This model will enable you to use Four methods to evaluate your investment. Easy step-by-step instructions will guide you through the process.

You are wondering, should you invest X amount of money in a new venture or should you reject it?

My response is to base your decision on

**Net Present Value rule:**Net present value rule recognizes the time value of money: the fact that a dollar today is worth more than a dollar tomorrow. Today's dollar can be invested right now and start earning interest right now.

Follow these steps:

1. Forecast the cash flow generated by new venture over its economic life.

2. Determine the appropriate opportunity cost of capital. (Look at the stock market and find a firm with comparable level of risk).

3. Discount the cash flow.

4. Find PV (present value)

5. Find NPV (net preset value)

You should look at a project as if it is an independent company which assets is project X. The cash flow that you need to analyze is the free cash flow of such company, which is: Expected Earning (revenue) – cost – investment.

The most difficult part is to

**calculate discount rate**. You should see it as a choice between an opportunity of investing in the project and opportunity of investing in the capital market. In other words, instead of giving a green light to the project, you can always give the money to shareholders and let them invest it or you can invest in stock market.

Then apply PV and NPV formula.

NPV leads to more sound investment decisions. However, I would like to introduce other methods that are used to evaluate investment.

1. Payback method.

2. Average return on book value.

3. Internal rate of return.

1.

**Payback method** – initial investment of a project should be recoverable within some specified cutoff period. The payback period is calculated by counting the number of years it takes to forecasted cash flow to equal initial investment. This method does not take into account the fact that different projects have different level of risk. The decision is based on a cutoff year accepted by the company. If a company accepts payback rule of 1, then both projects are unacceptable, if a company accepts payback rule of 4 than both projects are attractive. The rule treats all cash inflows before cutoff date equally and it ignores money coming in after cutoff date.

2.

**Average return on book value.** To calculate the return on book value you need to divide the average estimated profits by the average book value of the investment. The rule does not consider the timing of cash flow but rather only average accounting income. There two series problems with this approach. First, because the method considers only averages, it does not recognize the fact that immediate receipts are more valuable than future ones. The average return on book value treats distant cash flows as valuable as the immediate ones. Second, accounting income and cash flows are usually very different. The decision on either to accept a project or reject it will depend on a company accepted average return on book value, which is usually current book return. As a result, a company with a high book return on existing business may tend to reject a good future project. Or a company with low book returns on existing business may accept bad projects.

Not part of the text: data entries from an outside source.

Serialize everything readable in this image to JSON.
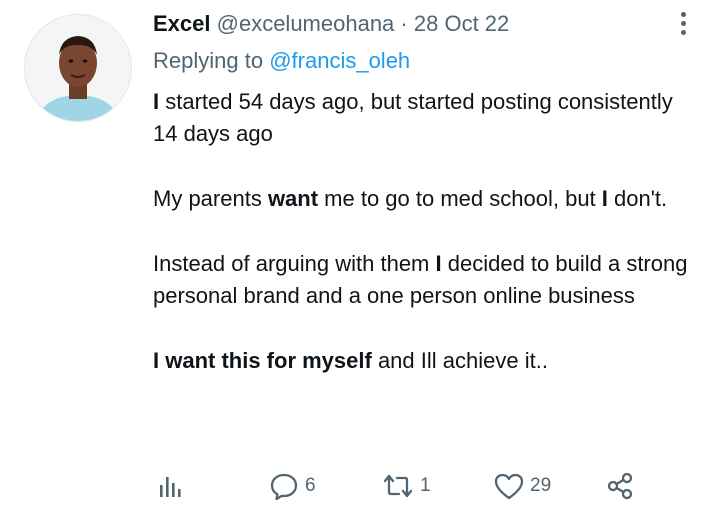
{
  "tweet": {
    "author_name": "Excel",
    "author_handle": "@excelumeohana",
    "separator": "·",
    "date": "28 Oct 22",
    "replying_prefix": "Replying to",
    "replying_to": "@francis_oleh",
    "paragraphs": [
      [
        {
          "text": "I",
          "bold": true
        },
        {
          "text": " started 54 days ago, but started posting consistently 14 days ago",
          "bold": false
        }
      ],
      [
        {
          "text": "My parents ",
          "bold": false
        },
        {
          "text": "want",
          "bold": true
        },
        {
          "text": " me to go to med school, but ",
          "bold": false
        },
        {
          "text": "I",
          "bold": true
        },
        {
          "text": " don't.",
          "bold": false
        }
      ],
      [
        {
          "text": "Instead of arguing with them ",
          "bold": false
        },
        {
          "text": "I",
          "bold": true
        },
        {
          "text": " decided to build a strong personal brand and a one person online business",
          "bold": false
        }
      ],
      [
        {
          "text": "I want this for myself",
          "bold": true
        },
        {
          "text": " and Ill achieve it..",
          "bold": false
        }
      ]
    ]
  },
  "actions": {
    "analytics_icon": "bar-chart-icon",
    "reply_icon": "speech-bubble-icon",
    "reply_count": "6",
    "retweet_icon": "retweet-arrows-icon",
    "retweet_count": "1",
    "like_icon": "heart-icon",
    "like_count": "29",
    "share_icon": "share-nodes-icon"
  },
  "colors": {
    "text": "#0f1419",
    "muted": "#536471",
    "link": "#1d9bf0"
  }
}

3.

**Internal Rate of Return**. The internal rate of return is defined as the discount rate that makes NPV (net present value) equal to zero. The IRR (internal rate of return) rule is to accept a project if the IRR is higher than opportunity cost of capital. If it is than it means that the project has positive NPV.

There are a couple of drawbacks when applying IRR rule.

3.1 The IRR rule, to accept projects with IRR higher than opportunity cost of capital, works only if we are investing money (landing it). If we analyze project where we are borrowing money, we would look for IRR which is lower than opportunity cost of capital.

3.2 The IRR rule may not work with projects that have double change in the flow of cash stream (mixed inflows and outflows throughout the project life).

- IRR rule may show a rate which is higher than opportunity cost of capital, however NRV may be negative.

- A project may have multiple internal rates of return.

- A project may not have IRR.

In such cases IRR method will not be adequate.